Mi amor, I have tried to master the language learned at your mother’s knee,
arroz con pollo and pasteles on the stove, your father sipping Don Q,
cousins dancing to Tito Rodriquez and Hector Lavoe.
I have tried to master gender – the feminine artichoke, the masculine bone –
my tongue too tense to trill, a threshing machine of glottals and stops.
So I will love you in the language of unreasonable hope, blue ribbon’d
and banjo-happy. The canary has died, the last chemicals
dripped into veins. Aren’t we brave, to swim to each other’s shores,
refugee-hearted and stubborn, believing the promise
of the manacle unclasped, your name tattooed on my wrist.
“The Language in Which I Love You,” Denise Rue.
Next, C. W. Emerson’s poem “Love and Bone.”
If we are only bodies –
flesh and muscle, breath and bone,
motes of dust on a butterfly wing –
then let our time on earth
be a calendar of feasts:
days that bow, deep and shy,
as if to hide how fine they are;
and let the extravagant lace of evening
come and cover us like a veil –
we fortunate lovers,
living our lives,
here, in our carnal kingdom.
“Love and Bone” by C.W. Emerson from Passager Issue 65. The author said, “My poetry teacher found the title too suggestive, but I like the juxtaposition of soft/love with hard /bone and the way they reverse positions.”
In 2011, Passager published an anthology of work from its first 21 years. The book was titled Burning Bright – from which this podcast got its name. Here from that anthology is the prolific Marge Piercy’s poem “They Don’t Tell You How Sex Changes.”
Sex impinges less as I grow older
but is more precious, that some
one, the one and only now,
still desires, that the furnace
can yet be lit and finally roar.
Intimacy opens slowly as a rose –

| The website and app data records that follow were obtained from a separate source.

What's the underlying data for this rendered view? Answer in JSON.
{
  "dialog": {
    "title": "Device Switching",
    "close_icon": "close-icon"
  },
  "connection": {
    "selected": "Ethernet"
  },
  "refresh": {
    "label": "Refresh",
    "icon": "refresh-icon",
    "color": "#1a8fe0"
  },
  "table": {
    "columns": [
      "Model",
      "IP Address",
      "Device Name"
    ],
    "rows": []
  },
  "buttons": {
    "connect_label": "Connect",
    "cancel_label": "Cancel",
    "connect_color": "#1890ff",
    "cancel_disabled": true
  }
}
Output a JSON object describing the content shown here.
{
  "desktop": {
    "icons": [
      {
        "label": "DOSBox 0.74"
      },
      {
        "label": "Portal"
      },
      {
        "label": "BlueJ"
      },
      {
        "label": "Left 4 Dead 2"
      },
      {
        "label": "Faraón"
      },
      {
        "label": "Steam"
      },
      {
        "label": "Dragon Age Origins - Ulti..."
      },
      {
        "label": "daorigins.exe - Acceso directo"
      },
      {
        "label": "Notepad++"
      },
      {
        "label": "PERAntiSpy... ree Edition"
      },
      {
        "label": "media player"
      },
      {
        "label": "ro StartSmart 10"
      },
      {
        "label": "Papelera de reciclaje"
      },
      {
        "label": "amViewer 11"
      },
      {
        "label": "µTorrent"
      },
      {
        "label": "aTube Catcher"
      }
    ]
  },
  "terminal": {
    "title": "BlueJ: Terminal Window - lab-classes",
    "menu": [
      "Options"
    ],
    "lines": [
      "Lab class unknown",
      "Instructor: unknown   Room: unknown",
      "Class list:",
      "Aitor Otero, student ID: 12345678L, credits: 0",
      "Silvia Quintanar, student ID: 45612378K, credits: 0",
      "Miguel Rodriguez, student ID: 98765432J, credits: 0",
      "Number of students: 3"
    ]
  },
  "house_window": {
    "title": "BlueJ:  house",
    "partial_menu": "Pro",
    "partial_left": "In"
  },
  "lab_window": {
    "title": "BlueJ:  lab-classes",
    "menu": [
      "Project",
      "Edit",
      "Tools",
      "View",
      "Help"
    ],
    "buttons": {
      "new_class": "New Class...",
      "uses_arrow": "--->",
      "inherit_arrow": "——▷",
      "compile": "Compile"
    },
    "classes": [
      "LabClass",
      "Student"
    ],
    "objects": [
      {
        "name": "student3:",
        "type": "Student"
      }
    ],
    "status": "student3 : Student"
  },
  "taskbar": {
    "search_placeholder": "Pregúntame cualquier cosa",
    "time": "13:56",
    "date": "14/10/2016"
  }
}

an old garden rose, a centifolia
with its crowded labyrinth of petals
dark pink as labia, ruddy with
amorous perfume thick as honey.
No more quick ones in the bushes.
We like a bed and time that does
not press in constricting us.
We like to loll in moments before
the pulse rushes in toppling waves.
We take much pleasure in kissing
that once we passed through, gateway
to what we really sought. We linger
in sensuality keen as orgasm pro-
longed like an endless chord.
“They Don’t Tell You How Sex Changes,” Marge Piercy.
Marge Piercy lives in Wellfleet on Cape Cod. Chuck Madansky lives a few miles up-Cape in Dennis. Here’s his poem “Anniversary.”
We didn’t think of death when we first met.
Our bodies felt each other out for truth.
The suns that never lighted us had set –
the brighter day we hoped for in our youth.
Yet there you were, a truth at last revealed:
A grace, a gift, a molten light, a sun.
We found in love how broken could be healed,
how fetters on the spirit come undone.
Though marriage long and deep has been a jewel,
opening our eyes to every facet,
the truth is life itself, in death, is cruel,
void of any way to leave or pass it.
In loving you, I’ve learned to love this life,
worth dying for, as long as you’re my wife.
From Passager Issue 70, “Anniversary” by Chuck Madansky.
Finally, Dorothy Weil’s “The Gentleman Caller.”
What will he wear?
Will he have a smile on his face?
Will he bring a corsage?
Oh, we have a date.
Will he bare his teeth?
Drag me by the hair
Or put me down to sleep
Like a good daddy?
Do I know him?
Does he drive?
Is he a bruiser?
He may forewarn me,
Take things slow.
He may wear the mask of the ax man.
Or a tuxedo.
He may creep up behind me
With a sudden blow.
Torture might be his game.
Is that his footstep on the stairs?
I haven’t put my lipstick on,
I haven’t brushed my hair . . .
“The Gentleman Caller,” Dorothy Weil from Passager Issue 68.
To buy the anthology Burning Bright or subscribe to or learn more about Passager and its commitment to writers over 50, go to passagerbooks.com.
You can download Burning Bright from Spotify, Apple and Google Podcasts, Audible, and a host of other podcast apps.”
For Kendra, Mary, Christine, Rosanne, and the rest of the Passager staff, I’m Jon Shorr.